What brought you to The Joyce?

That was many years ago, but it's still the same today: It's a belief in and passion for the mission of the theater, which is to support dance in all of its forms and varieties—every kind of dance that you could imagine.

Diversity is so important in dance leadership today. How do you approach this at The Joyce?

Darren Walker said something interesting at a Dance/NYC Symposium, which was that The Joyce is a disruptor. It was nice to hear in that context, because we don't think of it as something new. We didn't have to change our mission statement to be more diverse. We've been doing this since day one.

Is drawing in new audiences and maintaining longtime supporters ever in conflict?

Of course. I call it the blessing and the curse of our mission. We do present more experimental companies that may attract a younger audience. But it's very tricky. You're not going to tell your long-term audience, "Don't come and see this because you're not going to like the music." We've had people walk out of the theater before, but it's a response. It's important to spark those conversations.

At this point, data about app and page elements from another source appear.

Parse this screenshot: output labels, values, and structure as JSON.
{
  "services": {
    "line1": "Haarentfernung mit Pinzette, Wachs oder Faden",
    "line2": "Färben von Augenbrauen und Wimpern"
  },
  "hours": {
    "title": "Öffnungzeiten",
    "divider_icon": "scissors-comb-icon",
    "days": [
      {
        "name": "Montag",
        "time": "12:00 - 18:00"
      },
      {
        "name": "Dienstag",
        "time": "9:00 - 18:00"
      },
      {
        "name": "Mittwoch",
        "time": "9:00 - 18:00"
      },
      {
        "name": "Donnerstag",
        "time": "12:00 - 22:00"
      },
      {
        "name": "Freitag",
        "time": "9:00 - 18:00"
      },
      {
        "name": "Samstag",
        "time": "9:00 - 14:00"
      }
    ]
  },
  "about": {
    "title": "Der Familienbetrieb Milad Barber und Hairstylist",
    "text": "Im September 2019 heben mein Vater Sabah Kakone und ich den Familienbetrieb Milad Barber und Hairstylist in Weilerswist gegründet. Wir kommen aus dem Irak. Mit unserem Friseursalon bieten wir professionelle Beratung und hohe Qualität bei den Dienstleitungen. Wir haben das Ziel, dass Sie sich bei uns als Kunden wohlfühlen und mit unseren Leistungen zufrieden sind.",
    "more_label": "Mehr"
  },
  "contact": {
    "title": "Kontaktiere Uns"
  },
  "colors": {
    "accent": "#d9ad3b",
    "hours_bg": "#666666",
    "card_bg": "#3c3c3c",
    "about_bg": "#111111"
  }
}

What experimenting have you done?

We've tried a "pay what you decide" ticket the past couple of seasons with some of our more adventurous programming. You would reserve your seat for a dollar and after seeing the show pay what you decide is right for you.

Do you have advice for other dance presenters?

Find opportunities to sit with colleagues from around the country. At Dance/USA there's a presenters' council where we come together and talk about what we're putting in our seasons and what we're passionate about. Maybe there are enough presenters to collaborate and make it possible to bring a company to New York or to do a tour around the country.

Also, remember what it's all about: making that connection between what's onstage and the audience. If we can do that, despite every visa issue and missed flight and injury and changed program and whatever else comes our way, then we should feel good about the job we're doing.

To purchase tickets to the Dance Magazine Awards or become a sponsor, visit dancemediafoundation.org.

contest
Enter Our Video Contest